Top of Data provided

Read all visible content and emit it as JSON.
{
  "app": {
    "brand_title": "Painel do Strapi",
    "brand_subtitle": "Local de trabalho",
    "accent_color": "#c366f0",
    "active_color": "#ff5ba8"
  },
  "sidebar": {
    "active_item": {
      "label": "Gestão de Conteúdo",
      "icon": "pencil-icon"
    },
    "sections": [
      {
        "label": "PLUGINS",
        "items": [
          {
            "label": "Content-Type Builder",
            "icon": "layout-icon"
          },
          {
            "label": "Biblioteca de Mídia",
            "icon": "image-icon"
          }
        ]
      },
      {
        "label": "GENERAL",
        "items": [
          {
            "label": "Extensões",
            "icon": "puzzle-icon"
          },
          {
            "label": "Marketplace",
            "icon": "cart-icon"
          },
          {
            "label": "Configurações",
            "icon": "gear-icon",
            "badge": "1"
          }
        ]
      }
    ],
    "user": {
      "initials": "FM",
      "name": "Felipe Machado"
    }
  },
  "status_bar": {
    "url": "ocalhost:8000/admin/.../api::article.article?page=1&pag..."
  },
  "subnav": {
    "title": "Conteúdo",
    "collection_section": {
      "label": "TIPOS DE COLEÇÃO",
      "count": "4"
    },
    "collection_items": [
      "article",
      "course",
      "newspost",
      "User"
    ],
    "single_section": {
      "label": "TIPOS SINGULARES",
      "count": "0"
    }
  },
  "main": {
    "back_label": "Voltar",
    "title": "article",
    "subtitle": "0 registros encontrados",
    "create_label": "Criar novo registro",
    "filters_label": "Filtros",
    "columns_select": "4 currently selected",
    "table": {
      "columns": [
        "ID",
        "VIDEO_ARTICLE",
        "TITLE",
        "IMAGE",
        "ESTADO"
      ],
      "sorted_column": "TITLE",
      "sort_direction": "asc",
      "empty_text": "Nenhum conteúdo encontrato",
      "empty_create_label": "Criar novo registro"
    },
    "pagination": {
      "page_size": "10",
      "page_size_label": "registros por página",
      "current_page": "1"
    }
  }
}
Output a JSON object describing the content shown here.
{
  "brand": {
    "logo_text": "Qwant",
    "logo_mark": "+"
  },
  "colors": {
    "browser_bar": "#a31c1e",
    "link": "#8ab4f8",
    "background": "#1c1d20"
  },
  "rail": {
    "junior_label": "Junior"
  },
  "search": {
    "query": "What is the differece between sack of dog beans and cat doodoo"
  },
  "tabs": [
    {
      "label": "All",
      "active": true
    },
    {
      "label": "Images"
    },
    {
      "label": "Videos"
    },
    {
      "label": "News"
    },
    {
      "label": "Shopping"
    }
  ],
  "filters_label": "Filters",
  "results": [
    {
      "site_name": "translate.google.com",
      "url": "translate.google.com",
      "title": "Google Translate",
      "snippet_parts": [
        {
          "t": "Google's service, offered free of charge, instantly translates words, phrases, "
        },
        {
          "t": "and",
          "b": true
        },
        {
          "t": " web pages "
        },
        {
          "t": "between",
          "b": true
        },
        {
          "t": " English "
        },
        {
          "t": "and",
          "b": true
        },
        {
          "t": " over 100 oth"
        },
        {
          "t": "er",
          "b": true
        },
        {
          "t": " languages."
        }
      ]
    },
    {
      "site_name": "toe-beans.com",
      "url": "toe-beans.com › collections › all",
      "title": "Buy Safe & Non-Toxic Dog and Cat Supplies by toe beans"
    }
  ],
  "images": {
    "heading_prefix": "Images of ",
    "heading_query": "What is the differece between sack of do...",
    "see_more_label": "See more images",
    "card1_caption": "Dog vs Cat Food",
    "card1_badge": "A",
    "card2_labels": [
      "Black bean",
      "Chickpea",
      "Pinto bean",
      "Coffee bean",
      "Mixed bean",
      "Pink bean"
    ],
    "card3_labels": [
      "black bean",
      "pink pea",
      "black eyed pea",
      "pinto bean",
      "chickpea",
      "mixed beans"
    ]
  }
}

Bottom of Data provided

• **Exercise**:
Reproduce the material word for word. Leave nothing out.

• **Final answer**:
Read all visible content and emit it as JSON.
{
  "app": {
    "brand_title": "Painel do Strapi",
    "brand_subtitle": "Local de trabalho",
    "accent_color": "#c366f0",
    "active_color": "#ff5ba8"
  },
  "sidebar": {
    "active_item": {
      "label": "Gestão de Conteúdo",
      "icon": "pencil-icon"
    },
    "sections": [
      {
        "label": "PLUGINS",
        "items": [
          {
            "label": "Content-Type Builder",
            "icon": "layout-icon"
          },
          {
            "label": "Biblioteca de Mídia",
            "icon": "image-icon"
          }
        ]
      },
      {
        "label": "GENERAL",
        "items": [
          {
            "label": "Extensões",
            "icon": "puzzle-icon"
          },
          {
            "label": "Marketplace",
            "icon": "cart-icon"
          },
          {
            "label": "Configurações",
            "icon": "gear-icon",
            "badge": "1"
          }
        ]
      }
    ],
    "user": {
      "initials": "FM",
      "name": "Felipe Machado"
    }
  },
  "status_bar": {
    "url": "ocalhost:8000/admin/.../api::article.article?page=1&pag..."
  },
  "subnav": {
    "title": "Conteúdo",
    "collection_section": {
      "label": "TIPOS DE COLEÇÃO",
      "count": "4"
    },
    "collection_items": [
      "article",
      "course",
      "newspost",
      "User"
    ],
    "single_section": {
      "label": "TIPOS SINGULARES",
      "count": "0"
    }
  },
  "main": {
    "back_label": "Voltar",
    "title": "article",
    "subtitle": "0 registros encontrados",
    "create_label": "Criar novo registro",
    "filters_label": "Filtros",
    "columns_select": "4 currently selected",
    "table": {
      "columns": [
        "ID",
        "VIDEO_ARTICLE",
        "TITLE",
        "IMAGE",
        "ESTADO"
      ],
      "sorted_column": "TITLE",
      "sort_direction": "asc",
      "empty_text": "Nenhum conteúdo encontrato",
      "empty_create_label": "Criar novo registro"
    },
    "pagination": {
      "page_size": "10",
      "page_size_label": "registros por página",
      "current_page": "1"
    }
  }
}
Output a JSON object describing the content shown here.
{
  "brand": {
    "logo_text": "Qwant",
    "logo_mark": "+"
  },
  "colors": {
    "browser_bar": "#a31c1e",
    "link": "#8ab4f8",
    "background": "#1c1d20"
  },
  "rail": {
    "junior_label": "Junior"
  },
  "search": {
    "query": "What is the differece between sack of dog beans and cat doodoo"
  },
  "tabs": [
    {
      "label": "All",
      "active": true
    },
    {
      "label": "Images"
    },
    {
      "label": "Videos"
    },
    {
      "label": "News"
    },
    {
      "label": "Shopping"
    }
  ],
  "filters_label": "Filters",
  "results": [
    {
      "site_name": "translate.google.com",
      "url": "translate.google.com",
      "title": "Google Translate",
      "snippet_parts": [
        {
          "t": "Google's service, offered free of charge, instantly translates words, phrases, "
        },
        {
          "t": "and",
          "b": true
        },
        {
          "t": " web pages "
        },
        {
          "t": "between",
          "b": true
        },
        {
          "t": " English "
        },
        {
          "t": "and",
          "b": true
        },
        {
          "t": " over 100 oth"
        },
        {
          "t": "er",
          "b": true
        },
        {
          "t": " languages."
        }
      ]
    },
    {
      "site_name": "toe-beans.com",
      "url": "toe-beans.com › collections › all",
      "title": "Buy Safe & Non-Toxic Dog and Cat Supplies by toe beans"
    }
  ],
  "images": {
    "heading_prefix": "Images of ",
    "heading_query": "What is the differece between sack of do...",
    "see_more_label": "See more images",
    "card1_caption": "Dog vs Cat Food",
    "card1_badge": "A",
    "card2_labels": [
      "Black bean",
      "Chickpea",
      "Pinto bean",
      "Coffee bean",
      "Mixed bean",
      "Pink bean"
    ],
    "card3_labels": [
      "black bean",
      "pink pea",
      "black eyed pea",
      "pinto bean",
      "chickpea",
      "mixed beans"
    ]
  }
}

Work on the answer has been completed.